They're closing schools, freezing employee salaries and cutting programs.
Now Florida's school board members can share in the pain of the state's financial crisis.
Over the weekend, lawmakers tentatively agreed to change state law to allow school board members to voluntarily reduce their own salaries. A final vote is expected today.
It's mostly a symbolic gesture.
The highest-paid board members make $40,932 a year. If every board member in Florida refused pay, the total wouldn't amount to 1 percent of the $500-million the Legislature has proposed in public education funding cuts.
"In these trying times, if we're asking everybody else to tighten their belt, (school board members) should, also," explained Senate Education Appropriations Committee Chairman Stephen Wise.
But the question is: Will they?
Several Tampa Bay-area board members said they gladly would return at least some of their pay.
"If we have to cut anyone's salary in the district, then I think school board members should cut the same percentage," said Pinellas board member Linda Lerner, who along with Janet Clark and Mary Russell rejected a raise amid cuts a few years ago.
"I'll give back my raise this year," said Hernando board member Sandra Nicholson, though she questioned why lawmakers targeted only school boards. "Why not everybody?"
During budget workshops, school board members often repeat that "everything is on the table," Pasco board member Joanne Hurley noted.
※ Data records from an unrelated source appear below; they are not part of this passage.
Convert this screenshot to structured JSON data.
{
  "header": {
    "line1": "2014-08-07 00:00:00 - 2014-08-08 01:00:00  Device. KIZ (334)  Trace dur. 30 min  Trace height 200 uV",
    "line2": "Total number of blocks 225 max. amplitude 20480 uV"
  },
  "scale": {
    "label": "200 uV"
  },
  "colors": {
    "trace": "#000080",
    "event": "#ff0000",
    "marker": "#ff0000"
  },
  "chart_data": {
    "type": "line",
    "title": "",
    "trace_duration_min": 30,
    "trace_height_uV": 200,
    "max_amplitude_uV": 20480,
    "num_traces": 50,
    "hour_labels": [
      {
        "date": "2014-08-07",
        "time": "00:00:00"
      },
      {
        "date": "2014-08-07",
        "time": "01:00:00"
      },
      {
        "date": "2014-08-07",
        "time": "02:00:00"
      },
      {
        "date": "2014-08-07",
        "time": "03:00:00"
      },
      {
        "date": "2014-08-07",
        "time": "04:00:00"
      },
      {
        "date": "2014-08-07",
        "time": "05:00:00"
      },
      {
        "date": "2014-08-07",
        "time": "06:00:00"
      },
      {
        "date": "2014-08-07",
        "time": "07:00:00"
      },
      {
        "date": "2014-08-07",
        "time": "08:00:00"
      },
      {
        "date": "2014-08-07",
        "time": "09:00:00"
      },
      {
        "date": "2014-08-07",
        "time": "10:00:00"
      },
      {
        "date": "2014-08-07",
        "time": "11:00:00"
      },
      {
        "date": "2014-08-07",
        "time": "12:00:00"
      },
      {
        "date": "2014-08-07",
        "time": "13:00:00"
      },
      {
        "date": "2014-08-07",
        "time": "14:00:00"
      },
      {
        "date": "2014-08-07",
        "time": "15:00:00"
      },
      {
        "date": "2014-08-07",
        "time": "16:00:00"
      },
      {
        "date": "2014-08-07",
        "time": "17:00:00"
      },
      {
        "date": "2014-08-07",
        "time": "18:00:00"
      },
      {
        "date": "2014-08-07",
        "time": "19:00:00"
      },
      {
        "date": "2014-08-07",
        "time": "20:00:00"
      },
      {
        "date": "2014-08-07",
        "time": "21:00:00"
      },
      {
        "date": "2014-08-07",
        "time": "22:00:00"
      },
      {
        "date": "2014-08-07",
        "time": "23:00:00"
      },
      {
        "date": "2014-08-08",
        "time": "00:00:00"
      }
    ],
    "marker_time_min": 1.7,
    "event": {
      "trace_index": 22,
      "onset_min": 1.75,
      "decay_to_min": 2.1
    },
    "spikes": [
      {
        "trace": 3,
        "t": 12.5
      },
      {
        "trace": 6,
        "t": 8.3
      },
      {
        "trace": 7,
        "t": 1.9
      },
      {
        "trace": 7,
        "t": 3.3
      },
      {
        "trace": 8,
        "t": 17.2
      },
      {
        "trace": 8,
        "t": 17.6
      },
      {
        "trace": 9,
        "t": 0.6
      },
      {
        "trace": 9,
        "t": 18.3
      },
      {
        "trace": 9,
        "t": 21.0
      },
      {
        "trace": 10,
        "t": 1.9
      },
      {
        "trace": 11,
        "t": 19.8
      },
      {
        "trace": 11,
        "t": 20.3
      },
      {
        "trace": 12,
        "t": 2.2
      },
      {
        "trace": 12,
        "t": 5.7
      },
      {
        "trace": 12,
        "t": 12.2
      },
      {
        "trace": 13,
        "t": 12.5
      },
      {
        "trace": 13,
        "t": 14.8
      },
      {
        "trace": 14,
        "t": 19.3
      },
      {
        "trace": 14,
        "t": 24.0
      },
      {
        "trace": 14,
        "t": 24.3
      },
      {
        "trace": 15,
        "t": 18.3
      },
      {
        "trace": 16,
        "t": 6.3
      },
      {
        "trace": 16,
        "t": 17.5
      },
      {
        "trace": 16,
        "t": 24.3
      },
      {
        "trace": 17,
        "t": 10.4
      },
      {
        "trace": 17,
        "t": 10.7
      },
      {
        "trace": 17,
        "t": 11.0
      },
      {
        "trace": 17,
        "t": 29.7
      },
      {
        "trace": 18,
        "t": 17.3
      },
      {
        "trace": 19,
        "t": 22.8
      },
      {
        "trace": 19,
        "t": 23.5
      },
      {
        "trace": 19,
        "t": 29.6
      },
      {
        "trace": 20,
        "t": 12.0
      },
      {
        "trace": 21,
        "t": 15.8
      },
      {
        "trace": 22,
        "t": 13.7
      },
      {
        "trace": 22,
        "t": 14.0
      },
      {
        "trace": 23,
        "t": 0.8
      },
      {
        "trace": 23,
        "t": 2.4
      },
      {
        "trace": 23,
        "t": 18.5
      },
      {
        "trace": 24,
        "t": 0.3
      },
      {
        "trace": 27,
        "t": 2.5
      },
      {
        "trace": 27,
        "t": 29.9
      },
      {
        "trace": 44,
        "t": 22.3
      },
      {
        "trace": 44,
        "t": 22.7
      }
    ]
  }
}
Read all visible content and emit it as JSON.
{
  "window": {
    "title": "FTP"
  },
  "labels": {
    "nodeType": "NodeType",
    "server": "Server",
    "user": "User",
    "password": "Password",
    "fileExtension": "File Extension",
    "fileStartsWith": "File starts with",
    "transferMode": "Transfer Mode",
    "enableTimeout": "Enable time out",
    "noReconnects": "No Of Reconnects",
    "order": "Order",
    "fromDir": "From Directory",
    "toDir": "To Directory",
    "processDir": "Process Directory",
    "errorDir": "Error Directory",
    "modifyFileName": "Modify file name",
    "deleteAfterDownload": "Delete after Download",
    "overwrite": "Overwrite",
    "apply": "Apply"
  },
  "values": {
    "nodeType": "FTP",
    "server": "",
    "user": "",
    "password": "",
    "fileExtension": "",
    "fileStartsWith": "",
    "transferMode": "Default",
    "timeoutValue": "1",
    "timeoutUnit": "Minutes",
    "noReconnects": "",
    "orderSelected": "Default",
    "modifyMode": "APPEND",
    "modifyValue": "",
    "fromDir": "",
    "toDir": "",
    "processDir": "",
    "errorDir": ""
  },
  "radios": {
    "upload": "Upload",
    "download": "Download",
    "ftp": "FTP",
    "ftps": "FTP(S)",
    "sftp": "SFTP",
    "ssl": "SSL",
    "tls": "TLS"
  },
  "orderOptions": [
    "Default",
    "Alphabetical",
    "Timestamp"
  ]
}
That being the case, she said, "I've got to look at mine as well as everybody else's."
Ever since the state started setting board member salaries again last year, board members no longer could turn down some or all of the amount.
"I had to accept it and turn it back and deal with the taxes," said Hillsborough board member Jack Lamb, who planned to reject his $45 raise this year.
Despite their willingness to give back some of their salary, some board members signaled they wouldn't work for free.
"This is a job," Pasco board member Kathryn Starkey observed. "Do you think teachers should work for free if they're financially capable?"
Besides, added Pinellas board member Janet Clark, "I live on what I make."
Clark, a retired teacher, said she would give back part of her salary, which she noted is less than she would make if still in the classroom. She guessed everyone would face pay cuts before long.
"I would be saying the School Board needs to, the superintendent needs to, we all need to," she said.
Amen to that, said Sami Leigh Scott, chairwoman of the Pinellas school advisory council.
"They should have brought it up before the legislators brought it up," Scott said. "It would show great leadership for the teachers, who are doing without raises and so few resources and greater demands placed upon them."
Some teacher leaders, however, worried that the Legislature's focus on school board pay might give the wrong impression about who's ultimately responsible for the state of education funding in Florida.
Pasco teachers union president Lynne Webb called the move a cheap shot and a diversion. Hillsborough teachers union president Jean Clements agreed.
"I'm suspicious because it sounds like they're trying to cast the blame on school districts," Clements said. "It's not our School Board's fault we're in the financial situation that we're in. … It's the Legislature's lack of funding."
Jeffrey S. Solochek can be reached at firstname.lastname@example.org or (813) 909-4614. For more education news, visit the Gradebook at blogs.tampabay.com/schools.